First of all, it’s always a good practice to challenge one’s trusty steed by taking him/her out on unfamiliar trails or familiar ones when things are different because it teaches or reminds the horse that the rider is trustworthy, change is not always scary, and spooking for no good reason is not acceptable. 

In terms of natural beauty, there is, as always, so much to observe, even in thick fog. All manner of wildlife enjoy wet grass as a source of refreshment and essential water. I have seen 

woodchucks make frenzied circles in deep, wet grass to suck up the water and bathe themselves. Birds are plentiful early in the morning, but even more so when the ground is moist and can easily be pecked for worms and insects. 
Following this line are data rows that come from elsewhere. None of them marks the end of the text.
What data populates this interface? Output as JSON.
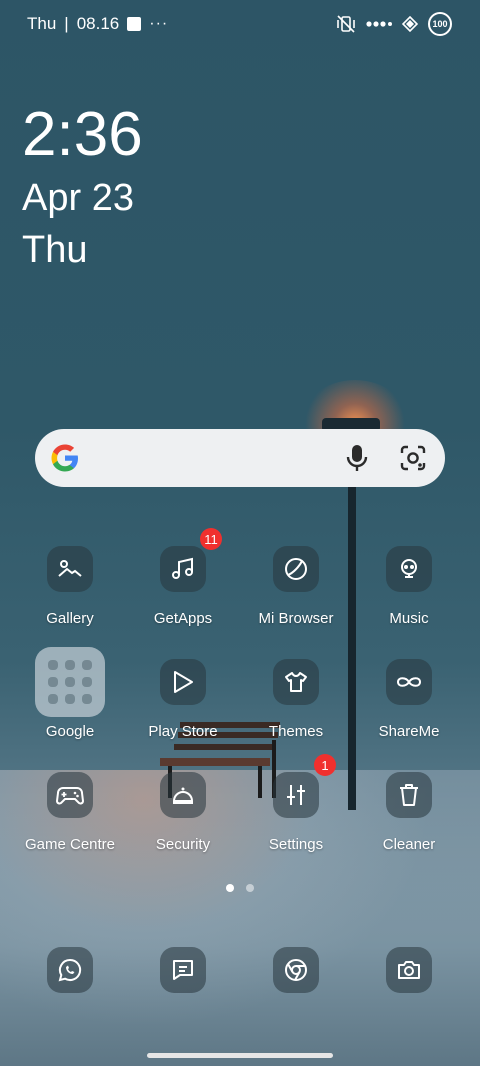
{
  "status_bar": {
    "day": "Thu",
    "time": "08.16",
    "more": "···",
    "battery": "100"
  },
  "lock_clock": {
    "time": "2:36",
    "date": "Apr 23",
    "day": "Thu"
  },
  "search_bar": {
    "logo": "google-g-icon",
    "mic": "mic-icon",
    "lens": "lens-icon"
  },
  "apps": [
    {
      "label": "Gallery",
      "icon": "gallery-icon"
    },
    {
      "label": "GetApps",
      "icon": "getapps-icon",
      "badge": "11"
    },
    {
      "label": "Mi Browser",
      "icon": "browser-icon"
    },
    {
      "label": "Music",
      "icon": "music-icon"
    },
    {
      "label": "Google",
      "icon": "folder-icon"
    },
    {
      "label": "Play Store",
      "icon": "play-store-icon"
    },
    {
      "label": "Themes",
      "icon": "themes-icon"
    },
    {
      "label": "ShareMe",
      "icon": "shareme-icon"
    },
    {
      "label": "Game Centre",
      "icon": "gamepad-icon"
    },
    {
      "label": "Security",
      "icon": "security-icon"
    },
    {
      "label": "Settings",
      "icon": "settings-icon",
      "badge": "1"
    },
    {
      "label": "Cleaner",
      "icon": "cleaner-icon"
    }
  ],
  "dock": [
    {
      "icon": "whatsapp-icon"
    },
    {
      "icon": "messages-icon"
    },
    {
      "icon": "chrome-icon"
    },
    {
      "icon": "camera-icon"
    }
  ],
  "page_indicator": {
    "pages": 2,
    "current": 1
  }
}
On a recent ride with a friend through fairly dense fog, we started out strong and steady, the sounds of hooves against wet grass squeaking happily. Our first surprise encounter was with a doe and her twin fawns who seemed to appear out of nowhere, like creatures in a Science Fiction flick. The sight, smell, and skittish noises of these familiar field denizens did not phase our horses. I remember my very first ride on my unbroke, undernourished horse when he was three. I walked him around a paddock and all kinds of deer popped out at us. Ranger did not care. Of course, later, when he was well fed he needed remedial reminders and some serious training, but the good soul has always been present. 

Confidently, we continued around some fields where the fog, still thick, seemed to cover more space than the earth as we could not see trees or farm buildings. That was where things changed. Tiger, my friend’s horse, started prancing and snorting for no reason we could determine. My horse started to follow suit. At such moments, I wonder whether to press on, create a distraction to regain focus such as circling in and out, or consider an alternate route. There was no time to decide as an ATV revved up its motor and headed off in the opposite direction. The horses spooked, but separately, we were able to regain focus and continue, but we had to call out to one another to find each other. 

We continued, and discovered that one of my favorite fields that leads to a streamside trail had just been cut. We thought about it, and decided we would try to make it down to the water as the fog did seem to be lifting, at least a bit by that time. Our ride ended well, and we made our journey home, happy for having been out with our horses, grateful to have strengthened our horses’ resolve by presenting challenges we could manage, ready for the next ride through the clouds with our equine companions...

Katharine MacCornack
Published on 2020-09-02